Standardizing a barrel of Bakken oil could be part of the solution to safer transportation of the light, sweet crude.
The North Dakota Industrial Commission discussed what may be needed to regulate oil conditioning at their monthly meeting on July 29, and decided to quickly set up an additional meeting to gain greater insight on the subject. Oil conditioning can be done one of three ways: through processing at a refinery where various components are removed through the boiling process; by stabilization at a plant by removing anything lighter than butane; or separating oil from the water and gas at the wellhead. While the conditioning options downstream are often utilized, the state’s Department of Mineral Resources Director Lynn Helms told the commission that properly handling the oil as it comes out of the wellhead before it goes to pipe, on a truck or rail car allows for the safest transport.

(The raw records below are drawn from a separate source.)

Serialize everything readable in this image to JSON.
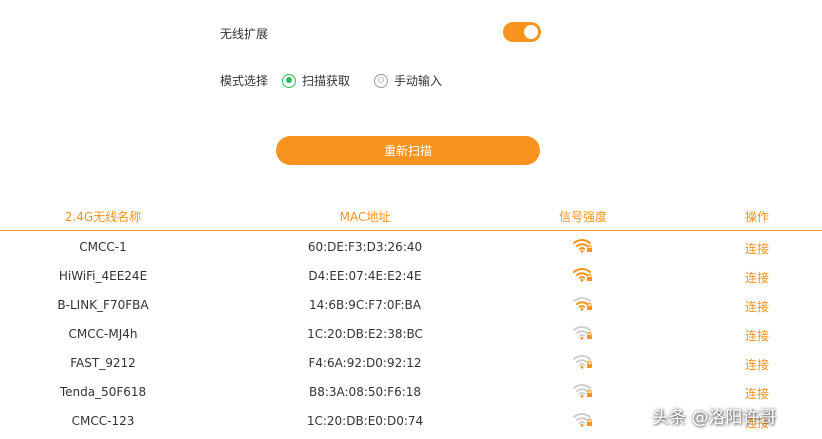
{
  "settings": {
    "wireless_extension_label": "无线扩展",
    "wireless_extension_on": true,
    "mode_label": "模式选择",
    "mode_options": [
      {
        "label": "扫描获取",
        "checked": true
      },
      {
        "label": "手动输入",
        "checked": false
      }
    ],
    "rescan_label": "重新扫描"
  },
  "table": {
    "headers": [
      "2.4G无线名称",
      "MAC地址",
      "信号强度",
      "操作"
    ],
    "rows": [
      {
        "ssid": "CMCC-1",
        "mac": "60:DE:F3:D3:26:40",
        "signal": 4,
        "action": "连接"
      },
      {
        "ssid": "HiWiFi_4EE24E",
        "mac": "D4:EE:07:4E:E2:4E",
        "signal": 4,
        "action": "连接"
      },
      {
        "ssid": "B-LINK_F70FBA",
        "mac": "14:6B:9C:F7:0F:BA",
        "signal": 3,
        "action": "连接"
      },
      {
        "ssid": "CMCC-MJ4h",
        "mac": "1C:20:DB:E2:38:BC",
        "signal": 1,
        "action": "连接"
      },
      {
        "ssid": "FAST_9212",
        "mac": "F4:6A:92:D0:92:12",
        "signal": 1,
        "action": "连接"
      },
      {
        "ssid": "Tenda_50F618",
        "mac": "B8:3A:08:50:F6:18",
        "signal": 1,
        "action": "连接"
      },
      {
        "ssid": "CMCC-123",
        "mac": "1C:20:DB:E0:D0:74",
        "signal": 1,
        "action": "连接"
      }
    ]
  },
  "watermark": "头条 @洛阳许哥",
  "colors": {
    "accent": "#f7931e",
    "radio_checked": "#2ebd59",
    "signal_inactive": "#cfcfcf"
  },
  "icons": {
    "signal": "wifi-signal-icon",
    "lock": "lock-icon"
  }
}
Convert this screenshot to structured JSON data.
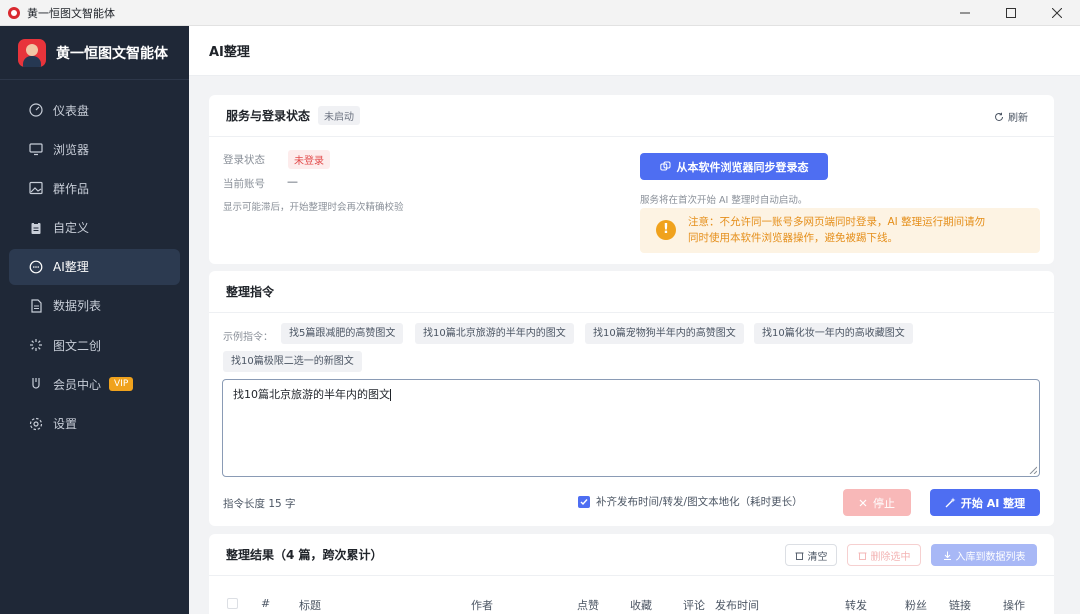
{
  "window": {
    "title": "黄一恒图文智能体"
  },
  "brand": {
    "name": "黄一恒图文智能体"
  },
  "nav": {
    "items": [
      {
        "label": "仪表盘",
        "icon": "dashboard-icon"
      },
      {
        "label": "浏览器",
        "icon": "monitor-icon"
      },
      {
        "label": "群作品",
        "icon": "image-icon"
      },
      {
        "label": "自定义",
        "icon": "clipboard-icon"
      },
      {
        "label": "AI整理",
        "icon": "chat-icon"
      },
      {
        "label": "数据列表",
        "icon": "document-icon"
      },
      {
        "label": "图文二创",
        "icon": "sparkle-icon"
      },
      {
        "label": "会员中心",
        "icon": "vip-icon"
      },
      {
        "label": "设置",
        "icon": "gear-icon"
      }
    ],
    "active": "AI整理",
    "vip_badge": "VIP"
  },
  "page": {
    "title": "AI整理"
  },
  "service": {
    "title": "服务与登录状态",
    "status_tag": "未启动",
    "refresh_label": "刷新",
    "login_label": "登录状态",
    "login_value": "未登录",
    "account_label": "当前账号",
    "account_value": "—",
    "hint": "显示可能滞后，开始整理时会再次精确校验",
    "sync_button": "从本软件浏览器同步登录态",
    "auto_start_note": "服务将在首次开始 AI 整理时自动启动。",
    "warning_line1": "注意：不允许同一账号多网页端同时登录，AI 整理运行期间请勿",
    "warning_line2": "同时使用本软件浏览器操作，避免被踢下线。"
  },
  "command": {
    "title": "整理指令",
    "examples_label": "示例指令：",
    "examples": [
      "找5篇跟减肥的高赞图文",
      "找10篇北京旅游的半年内的图文",
      "找10篇宠物狗半年内的高赞图文",
      "找10篇化妆一年内的高收藏图文",
      "找10篇极限二选一的新图文"
    ],
    "input_value": "找10篇北京旅游的半年内的图文",
    "length_text": "指令长度 15 字",
    "checkbox_label": "补齐发布时间/转发/图文本地化（耗时更长）",
    "stop_button": "停止",
    "start_button": "开始 AI 整理"
  },
  "results": {
    "title": "整理结果（4 篇，跨次累计）",
    "clear_button": "清空",
    "delete_button": "删除选中",
    "save_button": "入库到数据列表",
    "columns": [
      "#",
      "标题",
      "作者",
      "点赞",
      "收藏",
      "评论",
      "发布时间",
      "转发",
      "粉丝",
      "链接",
      "操作"
    ]
  },
  "colors": {
    "sidebar_bg": "#1f2837",
    "primary": "#4e6ef2",
    "warning": "#f0a21d",
    "danger": "#e24b4b"
  }
}
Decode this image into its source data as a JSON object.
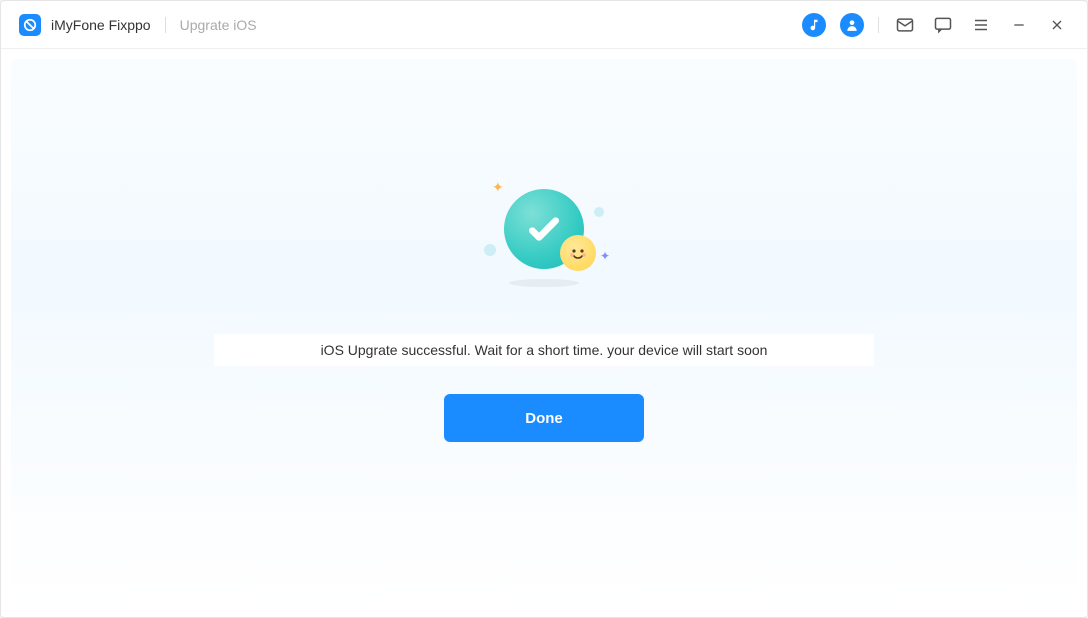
{
  "header": {
    "app_title": "iMyFone Fixppo",
    "breadcrumb": "Upgrate iOS"
  },
  "main": {
    "status_message": "iOS Upgrate successful. Wait for a short time. your device will start soon",
    "done_label": "Done"
  }
}
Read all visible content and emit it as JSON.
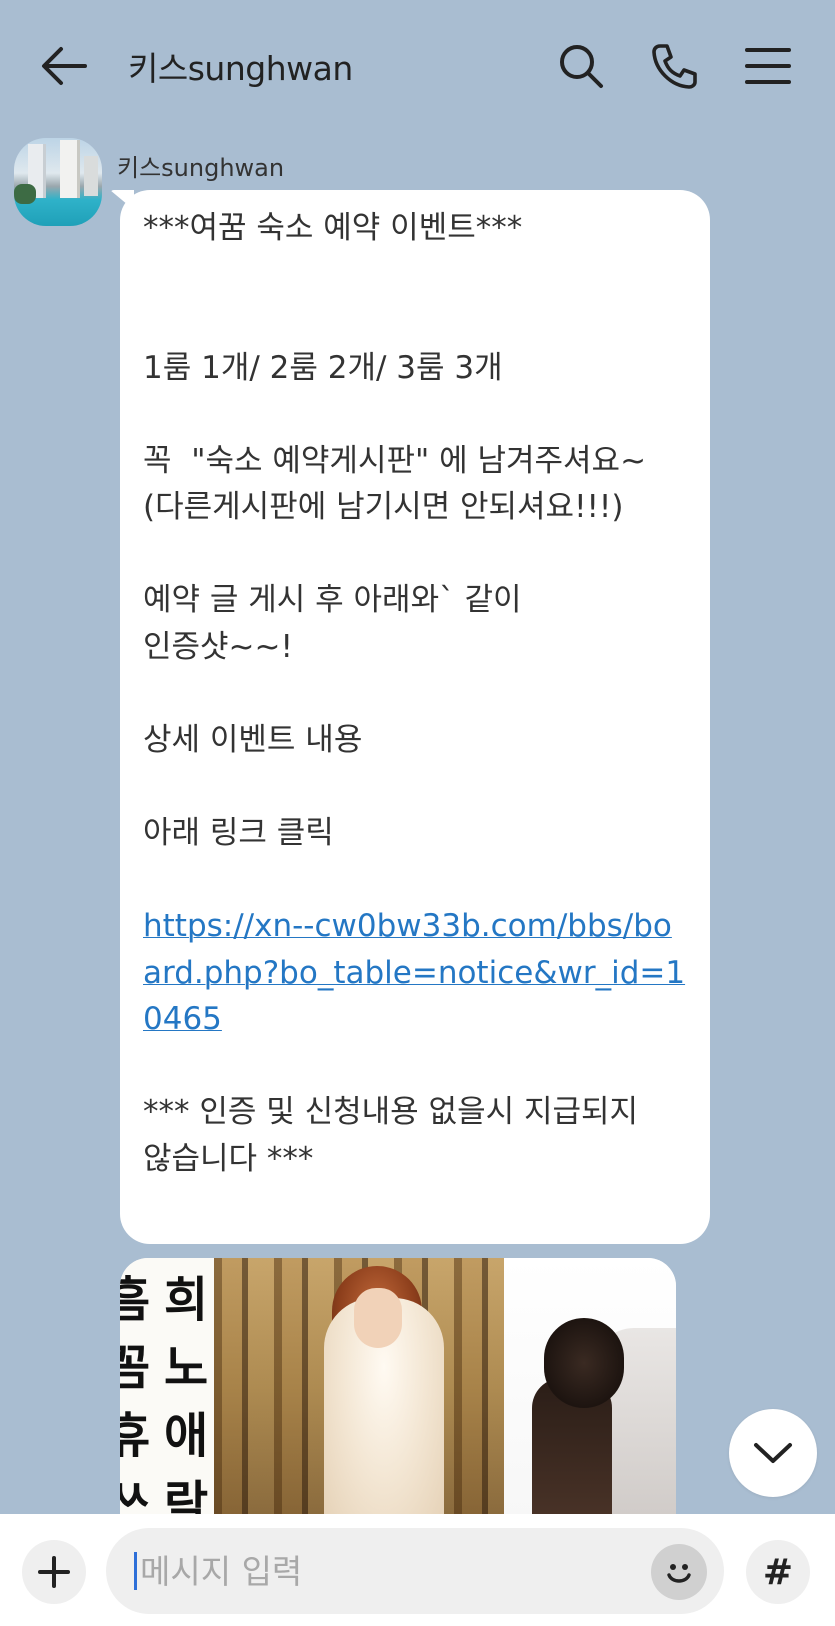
{
  "header": {
    "title": "키스sunghwan",
    "back_icon": "arrow-left-icon",
    "search_icon": "search-icon",
    "call_icon": "phone-icon",
    "menu_icon": "hamburger-menu-icon"
  },
  "message": {
    "sender": "키스sunghwan",
    "avatar_icon": "profile-photo",
    "text_main": "***여꿈 숙소 예약 이벤트***\n\n\n1룸 1개/ 2룸 2개/ 3룸 3개\n\n꼭  \"숙소 예약게시판\" 에 남겨주셔요~\n(다른게시판에 남기시면 안되셔요!!!)\n\n예약 글 게시 후 아래와` 같이\n인증샷~~!\n\n상세 이벤트 내용\n\n아래 링크 클릭\n",
    "link": "https://xn--cw0bw33b.com/bbs/board.php?bo_table=notice&wr_id=10465",
    "text_footer": "*** 인증 및 신청내용 없을시 지급되지\n않습니다 ***"
  },
  "image_message": {
    "strip_col1": "흠\n꼼\n휴\n쓰",
    "strip_col2": "희\n노\n애\n락"
  },
  "scroll_down_icon": "chevron-down-icon",
  "input_bar": {
    "plus_icon": "plus-icon",
    "placeholder": "메시지 입력",
    "emoji_icon": "emoji-icon",
    "hash_label": "#"
  },
  "colors": {
    "background": "#a9bdd1",
    "bubble": "#ffffff",
    "link": "#2477c4",
    "caret": "#2e6fd8"
  }
}
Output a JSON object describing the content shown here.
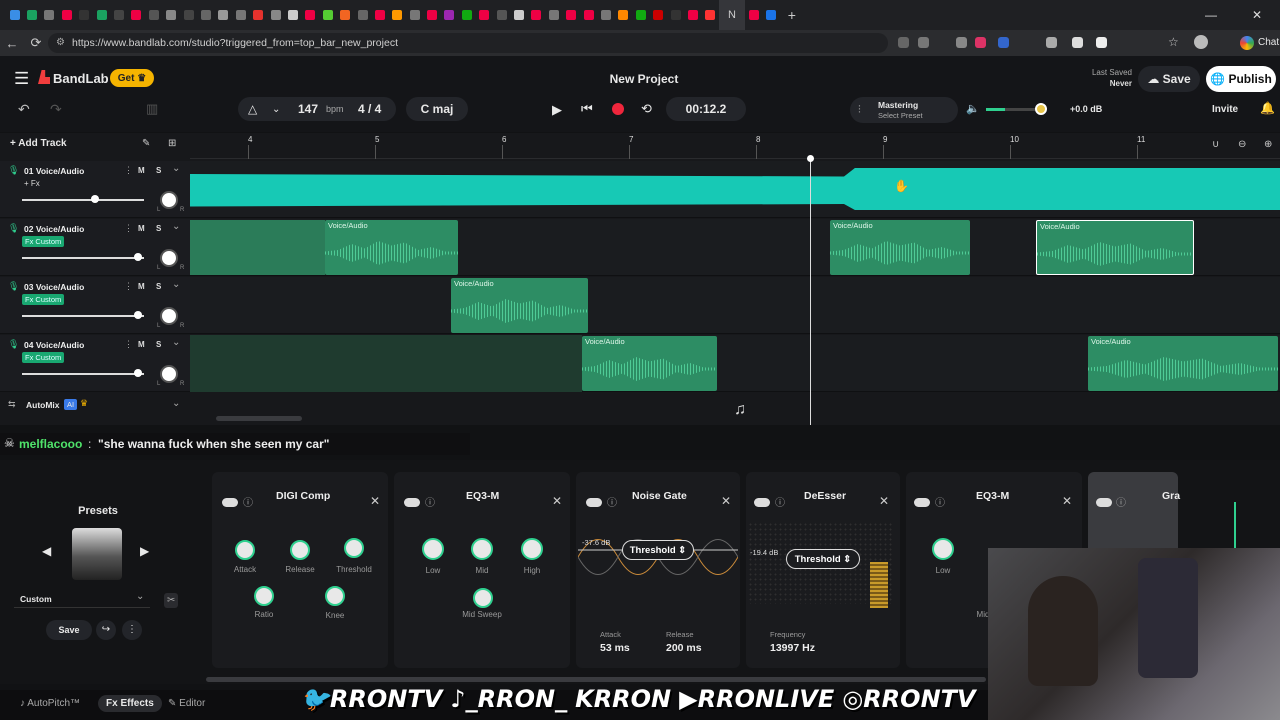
{
  "browser": {
    "url": "https://www.bandlab.com/studio?triggered_from=top_bar_new_project",
    "active_tab_label": "N",
    "profile_chat": "Chat",
    "tab_colors": [
      "#3a8ee6",
      "#1aa260",
      "#777",
      "#e04",
      "#333",
      "#1aa260",
      "#444",
      "#e04",
      "#555",
      "#888",
      "#444",
      "#666",
      "#999",
      "#777",
      "#e5322d",
      "#888",
      "#ccc",
      "#e04",
      "#5c3",
      "#f26522",
      "#666",
      "#e04",
      "#ff9900",
      "#777",
      "#e04",
      "#9c27b0",
      "#1a1",
      "#e04",
      "#555",
      "#ccc",
      "#e04",
      "#777",
      "#e04",
      "#e04",
      "#777",
      "#f80",
      "#1a1",
      "#c00",
      "#333",
      "#e04",
      "#f33",
      "#e04",
      "#1a73e8"
    ]
  },
  "app": {
    "logo": "BandLab",
    "get_label": "Get",
    "project_title": "New Project",
    "last_saved_label": "Last Saved",
    "last_saved_value": "Never",
    "save_label": "Save",
    "publish_label": "Publish",
    "invite_label": "Invite"
  },
  "transport": {
    "bpm_value": "147",
    "bpm_unit": "bpm",
    "time_sig": "4 / 4",
    "key": "C maj",
    "time": "00:12.2",
    "mastering_title": "Mastering",
    "mastering_sub": "Select Preset",
    "volume_db": "+0.0 dB",
    "master_volume_level": 0.38
  },
  "timeline": {
    "add_track_label": "Add Track",
    "ruler": [
      "4",
      "5",
      "6",
      "7",
      "8",
      "9",
      "10",
      "11"
    ]
  },
  "tracks": [
    {
      "name": "01  Voice/Audio",
      "fx": "+ Fx",
      "volume": 0.6
    },
    {
      "name": "02  Voice/Audio",
      "fx": "Fx Custom",
      "volume": 0.95
    },
    {
      "name": "03  Voice/Audio",
      "fx": "Fx Custom",
      "volume": 0.95
    },
    {
      "name": "04  Voice/Audio",
      "fx": "Fx Custom",
      "volume": 0.95
    }
  ],
  "clip_label": "Voice/Audio",
  "automix": {
    "label": "AutoMix",
    "ai": "AI"
  },
  "track_controls": {
    "mute": "M",
    "solo": "S",
    "pan_left": "L",
    "pan_right": "R"
  },
  "chat": {
    "user": "melflacooo",
    "sep": ":",
    "message": "\"she wanna fuck when she seen my car\""
  },
  "presets": {
    "title": "Presets",
    "selected": "Custom",
    "save": "Save"
  },
  "effects": [
    {
      "title": "DIGI Comp",
      "knobs": [
        "Attack",
        "Release",
        "Threshold",
        "Ratio",
        "Knee"
      ]
    },
    {
      "title": "EQ3-M",
      "knobs": [
        "Low",
        "Mid",
        "High",
        "Mid Sweep"
      ]
    },
    {
      "title": "Noise Gate",
      "threshold_label": "Threshold",
      "db": "-37.6 dB",
      "attack_label": "Attack",
      "attack": "53 ms",
      "release_label": "Release",
      "release": "200 ms"
    },
    {
      "title": "DeEsser",
      "threshold_label": "Threshold",
      "db": "-19.4 dB",
      "freq_label": "Frequency",
      "freq": "13997 Hz"
    },
    {
      "title": "EQ3-M",
      "knobs": [
        "Low",
        "Mid"
      ]
    },
    {
      "title": "Gra"
    }
  ],
  "bottom_tabs": {
    "autopitch": "AutoPitch™",
    "effects": "Effects",
    "editor": "Editor"
  },
  "stream_overlay": {
    "twitter": "RRONTV",
    "tiktok": "_RRON_",
    "kick": "RRON",
    "youtube": "RRONLIVE",
    "instagram": "RRONTV"
  }
}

“We do want to be sure that we understand the conditioning that’s required and is meant to be taking place in North Dakota,” said Gov. Jack Dalrymple. “What steps do we have to take to begin to monitor and basically regulate that, oversee it? We assume (operators) are doing conditioning but we have no mechanism to verify that.”
Study will give some insightA recent study conducted by Turner Mason, a Dallas-based consulting company, reviewed Bakken crude samples collected at refineries by the U.S. Department of Transportation’s Pipeline and Hazardous Materials Safety Administration, to create a set of parameters so that if a company buys or hauls a barrel of oil, it would be standardized much like a West Texas Intermediate benchmark.
A unique aspect of the study was that Turner Mason also recorded field-operated data to determine what conditions resulted in a certain type of barrel versus another. Helms said that is the only study that provides the parameters to achieve a uniform, safe barrel.
“By having those, they can now model how many separators should it go through, what should the conditions at a heater treater be, how many tanks should it move through, so at the end it has no propane in it and very, very little butane,” Helms said. “It can go into a truck, rail car, or anywhere and not have potential problems.”
To this point, oil conditioning has varied depending on what was cost effective for an operator. “I think the goal of the commission is to get to a set of parameters that allow for that but make sure the oil is safe to transport,” Helms said.
Obtaining a scientific basisWith conflicting Bakken volatility studies and new federal rail regulations on the horizon, the NDIC wants to respond to the information in the study as soon as possible. The commission plans to meet during the week of Aug. 3 to hear from Turner Mason and clarify what needs to be done to develop a Bakken standardization.
“This recent stuff that’s come out from DOT … apparently it keeps referring to ‘Bakken oil’ like everybody’s supposed to know what that means,” Dalrymple said. “That doesn’t sound very scientific to me and we have to get it on some type of scientific basis.” Dalrymple said the meeting could help determine whether the commission needs to set up a hearing for input on potential oil conditioning regulations.
A Bakken benchmark?Speaking with reporters following the commission meeting, Helms said the question people should be asking is not how volatile or flammable Bakken oil is, but what is a Bakken barrel when it is properly conditioned and safe for transportation?
“In almost every way we can control that,” Helms said. “We can separate those components through different pressures and temperatures … we already have a law in place for NDIC to establish some standards.”
No other states have such standards to arrive at a type of oil, Helms said, so “again, we’ll be at the tip of the spear,” he said. “We need to invent a new paradigm on how to do this.”
And the state may not stop there. One of Turner Mason’s specialties, according to Helms, is standardizing an oil product in order to develop a crude oil benchmark that could be traded on the commodity exchange.
“I think it will really enhance the value of a Bakken barrel because people will no longer be buying a barrel and comparing it to a WTI or an Eagle Ford or a Brent barrel. They’ll know what’s in it so when it arrives at the refinery they know what the yield is going to be,” Helms explained. “So I think in the long run the operators will really benefit from this because what they’ll be selling will be a higher value commodity.”